EXERCISE PROMPT:
Whenever a line carries the word "Full", pull it out of the entries.

Element data from apps and pages:
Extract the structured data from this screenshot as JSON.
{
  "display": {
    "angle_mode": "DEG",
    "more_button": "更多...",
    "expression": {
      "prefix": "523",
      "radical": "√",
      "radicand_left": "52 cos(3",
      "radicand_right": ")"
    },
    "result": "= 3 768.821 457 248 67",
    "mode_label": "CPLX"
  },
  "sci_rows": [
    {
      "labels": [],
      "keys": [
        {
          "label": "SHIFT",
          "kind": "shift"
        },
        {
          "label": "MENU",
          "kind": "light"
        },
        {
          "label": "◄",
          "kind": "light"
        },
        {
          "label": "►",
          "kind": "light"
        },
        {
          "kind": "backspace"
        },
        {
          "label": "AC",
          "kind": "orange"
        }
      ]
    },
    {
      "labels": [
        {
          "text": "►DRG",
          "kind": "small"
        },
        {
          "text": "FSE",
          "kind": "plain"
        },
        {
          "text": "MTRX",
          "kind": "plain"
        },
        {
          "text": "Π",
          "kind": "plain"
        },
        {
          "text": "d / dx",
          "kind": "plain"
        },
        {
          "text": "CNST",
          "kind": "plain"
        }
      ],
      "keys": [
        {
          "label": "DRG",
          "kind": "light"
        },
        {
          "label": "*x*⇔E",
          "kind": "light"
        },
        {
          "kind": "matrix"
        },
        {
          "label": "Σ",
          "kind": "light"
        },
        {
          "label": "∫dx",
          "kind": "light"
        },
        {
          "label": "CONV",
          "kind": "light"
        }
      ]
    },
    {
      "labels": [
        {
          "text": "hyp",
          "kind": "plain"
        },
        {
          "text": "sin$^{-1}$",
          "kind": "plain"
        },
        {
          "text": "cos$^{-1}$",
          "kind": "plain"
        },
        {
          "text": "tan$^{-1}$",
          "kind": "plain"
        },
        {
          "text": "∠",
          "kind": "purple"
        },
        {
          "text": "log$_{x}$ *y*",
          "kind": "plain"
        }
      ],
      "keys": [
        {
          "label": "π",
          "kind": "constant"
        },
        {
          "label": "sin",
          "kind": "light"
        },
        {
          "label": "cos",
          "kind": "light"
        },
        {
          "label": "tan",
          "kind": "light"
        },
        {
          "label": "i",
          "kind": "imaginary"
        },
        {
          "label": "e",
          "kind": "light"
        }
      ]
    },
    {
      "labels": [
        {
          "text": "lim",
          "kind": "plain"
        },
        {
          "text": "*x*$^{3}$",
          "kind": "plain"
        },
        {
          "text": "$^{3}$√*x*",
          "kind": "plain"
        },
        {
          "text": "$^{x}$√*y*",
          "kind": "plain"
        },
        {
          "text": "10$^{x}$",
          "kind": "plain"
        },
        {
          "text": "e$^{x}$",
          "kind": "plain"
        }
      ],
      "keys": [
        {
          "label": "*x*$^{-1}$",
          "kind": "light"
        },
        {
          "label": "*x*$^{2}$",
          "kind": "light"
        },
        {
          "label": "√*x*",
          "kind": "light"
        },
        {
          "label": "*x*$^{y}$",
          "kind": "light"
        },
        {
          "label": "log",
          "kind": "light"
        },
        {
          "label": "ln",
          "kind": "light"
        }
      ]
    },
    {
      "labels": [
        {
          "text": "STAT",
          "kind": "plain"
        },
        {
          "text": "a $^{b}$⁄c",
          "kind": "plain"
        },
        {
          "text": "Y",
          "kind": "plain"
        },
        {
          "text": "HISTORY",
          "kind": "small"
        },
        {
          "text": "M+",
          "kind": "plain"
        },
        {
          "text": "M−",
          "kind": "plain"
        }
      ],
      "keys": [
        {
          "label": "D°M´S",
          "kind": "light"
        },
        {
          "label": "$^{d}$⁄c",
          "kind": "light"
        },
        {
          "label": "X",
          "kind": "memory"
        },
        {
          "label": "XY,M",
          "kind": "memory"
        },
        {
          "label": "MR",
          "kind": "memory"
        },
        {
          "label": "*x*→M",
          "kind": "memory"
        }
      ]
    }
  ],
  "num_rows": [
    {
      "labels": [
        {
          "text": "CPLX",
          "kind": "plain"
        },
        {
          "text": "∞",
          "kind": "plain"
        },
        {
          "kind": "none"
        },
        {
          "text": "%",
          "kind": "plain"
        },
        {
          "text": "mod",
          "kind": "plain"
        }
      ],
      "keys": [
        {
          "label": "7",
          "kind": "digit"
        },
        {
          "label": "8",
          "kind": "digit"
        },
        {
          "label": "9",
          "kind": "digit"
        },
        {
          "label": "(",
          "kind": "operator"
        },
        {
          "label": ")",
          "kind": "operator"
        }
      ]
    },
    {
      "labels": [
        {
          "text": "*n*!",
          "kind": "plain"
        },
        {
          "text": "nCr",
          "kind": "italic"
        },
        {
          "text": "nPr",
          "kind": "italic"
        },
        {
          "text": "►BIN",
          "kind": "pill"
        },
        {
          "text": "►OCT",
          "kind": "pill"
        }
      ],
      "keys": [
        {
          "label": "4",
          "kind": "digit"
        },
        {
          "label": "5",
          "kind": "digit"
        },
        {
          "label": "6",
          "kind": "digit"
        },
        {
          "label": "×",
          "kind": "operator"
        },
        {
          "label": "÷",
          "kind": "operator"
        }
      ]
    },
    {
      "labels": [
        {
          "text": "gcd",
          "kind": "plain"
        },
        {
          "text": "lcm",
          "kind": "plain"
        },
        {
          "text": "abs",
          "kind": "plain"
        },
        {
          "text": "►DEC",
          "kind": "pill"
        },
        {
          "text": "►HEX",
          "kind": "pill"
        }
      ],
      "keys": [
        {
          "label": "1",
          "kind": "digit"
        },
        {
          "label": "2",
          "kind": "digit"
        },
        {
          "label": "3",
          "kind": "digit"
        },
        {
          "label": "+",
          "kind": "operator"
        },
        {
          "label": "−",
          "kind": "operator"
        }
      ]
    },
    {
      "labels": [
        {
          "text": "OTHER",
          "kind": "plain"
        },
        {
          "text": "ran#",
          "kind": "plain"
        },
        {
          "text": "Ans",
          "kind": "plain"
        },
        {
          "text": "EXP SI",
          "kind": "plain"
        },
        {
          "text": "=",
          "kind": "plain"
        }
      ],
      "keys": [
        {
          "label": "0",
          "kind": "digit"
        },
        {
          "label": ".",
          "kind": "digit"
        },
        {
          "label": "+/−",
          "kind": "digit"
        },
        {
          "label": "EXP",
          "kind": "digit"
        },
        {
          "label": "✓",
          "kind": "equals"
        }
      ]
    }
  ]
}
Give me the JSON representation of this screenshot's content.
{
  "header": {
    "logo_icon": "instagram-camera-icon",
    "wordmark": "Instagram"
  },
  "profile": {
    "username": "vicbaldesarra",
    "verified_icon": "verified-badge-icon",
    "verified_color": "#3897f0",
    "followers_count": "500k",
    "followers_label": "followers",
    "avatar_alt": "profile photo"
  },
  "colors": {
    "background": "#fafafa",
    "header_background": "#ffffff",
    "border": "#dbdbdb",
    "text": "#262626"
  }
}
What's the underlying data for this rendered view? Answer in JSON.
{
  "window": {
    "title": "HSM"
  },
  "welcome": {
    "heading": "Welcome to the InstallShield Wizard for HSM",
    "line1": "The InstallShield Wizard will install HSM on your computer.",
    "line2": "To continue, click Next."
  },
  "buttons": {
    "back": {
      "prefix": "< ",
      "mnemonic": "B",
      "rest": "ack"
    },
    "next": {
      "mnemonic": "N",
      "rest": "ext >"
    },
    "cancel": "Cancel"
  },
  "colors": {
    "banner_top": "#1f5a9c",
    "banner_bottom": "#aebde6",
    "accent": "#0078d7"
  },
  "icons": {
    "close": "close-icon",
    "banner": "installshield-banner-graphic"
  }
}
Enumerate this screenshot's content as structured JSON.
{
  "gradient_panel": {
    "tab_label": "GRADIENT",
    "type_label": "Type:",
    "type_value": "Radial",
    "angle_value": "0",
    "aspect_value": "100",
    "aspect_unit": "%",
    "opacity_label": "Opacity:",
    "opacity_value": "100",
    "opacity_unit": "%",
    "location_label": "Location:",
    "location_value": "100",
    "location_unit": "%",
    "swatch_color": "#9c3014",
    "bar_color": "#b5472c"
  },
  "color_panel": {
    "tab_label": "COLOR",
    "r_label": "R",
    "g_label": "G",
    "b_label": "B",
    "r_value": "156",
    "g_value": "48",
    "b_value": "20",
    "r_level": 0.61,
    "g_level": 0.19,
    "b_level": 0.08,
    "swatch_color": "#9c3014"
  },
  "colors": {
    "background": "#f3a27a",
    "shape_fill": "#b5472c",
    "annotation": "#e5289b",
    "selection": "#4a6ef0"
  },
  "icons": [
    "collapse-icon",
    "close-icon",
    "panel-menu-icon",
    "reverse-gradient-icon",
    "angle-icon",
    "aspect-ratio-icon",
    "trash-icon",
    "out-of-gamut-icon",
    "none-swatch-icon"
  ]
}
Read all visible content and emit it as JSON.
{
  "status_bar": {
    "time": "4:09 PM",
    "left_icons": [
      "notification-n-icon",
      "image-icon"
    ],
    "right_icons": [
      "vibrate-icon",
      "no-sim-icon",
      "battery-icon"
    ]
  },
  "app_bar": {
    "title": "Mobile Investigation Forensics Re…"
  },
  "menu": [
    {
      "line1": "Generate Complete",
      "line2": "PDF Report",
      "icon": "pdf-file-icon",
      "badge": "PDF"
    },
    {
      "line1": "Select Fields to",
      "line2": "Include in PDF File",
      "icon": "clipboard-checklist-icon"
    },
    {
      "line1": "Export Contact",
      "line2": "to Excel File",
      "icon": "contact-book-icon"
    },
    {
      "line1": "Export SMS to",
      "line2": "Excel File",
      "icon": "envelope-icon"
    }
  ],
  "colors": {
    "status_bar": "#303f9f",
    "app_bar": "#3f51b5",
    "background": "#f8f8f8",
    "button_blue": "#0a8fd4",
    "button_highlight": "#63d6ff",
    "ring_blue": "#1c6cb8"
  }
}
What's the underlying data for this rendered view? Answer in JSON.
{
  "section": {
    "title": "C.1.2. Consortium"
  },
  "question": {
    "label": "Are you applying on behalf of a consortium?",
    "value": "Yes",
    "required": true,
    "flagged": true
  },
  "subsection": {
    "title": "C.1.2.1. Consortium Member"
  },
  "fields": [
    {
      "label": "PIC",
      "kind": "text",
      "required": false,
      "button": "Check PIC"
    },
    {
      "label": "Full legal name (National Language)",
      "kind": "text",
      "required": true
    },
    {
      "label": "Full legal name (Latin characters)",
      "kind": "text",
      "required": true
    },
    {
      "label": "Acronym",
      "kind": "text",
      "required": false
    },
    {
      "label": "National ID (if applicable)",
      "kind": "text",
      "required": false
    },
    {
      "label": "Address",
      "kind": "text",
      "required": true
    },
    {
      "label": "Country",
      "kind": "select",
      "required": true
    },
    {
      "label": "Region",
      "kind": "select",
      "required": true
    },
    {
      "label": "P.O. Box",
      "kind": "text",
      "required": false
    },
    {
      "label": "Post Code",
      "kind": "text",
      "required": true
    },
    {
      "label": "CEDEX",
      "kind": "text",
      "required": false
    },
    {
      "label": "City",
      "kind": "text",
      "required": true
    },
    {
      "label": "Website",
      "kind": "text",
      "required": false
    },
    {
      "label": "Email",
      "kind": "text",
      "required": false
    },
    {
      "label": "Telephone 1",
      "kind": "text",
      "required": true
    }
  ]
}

RESULT OF THIS TASK:
      "label": "Full legal name (National Language)",
      "label": "Full legal name (Latin characters)",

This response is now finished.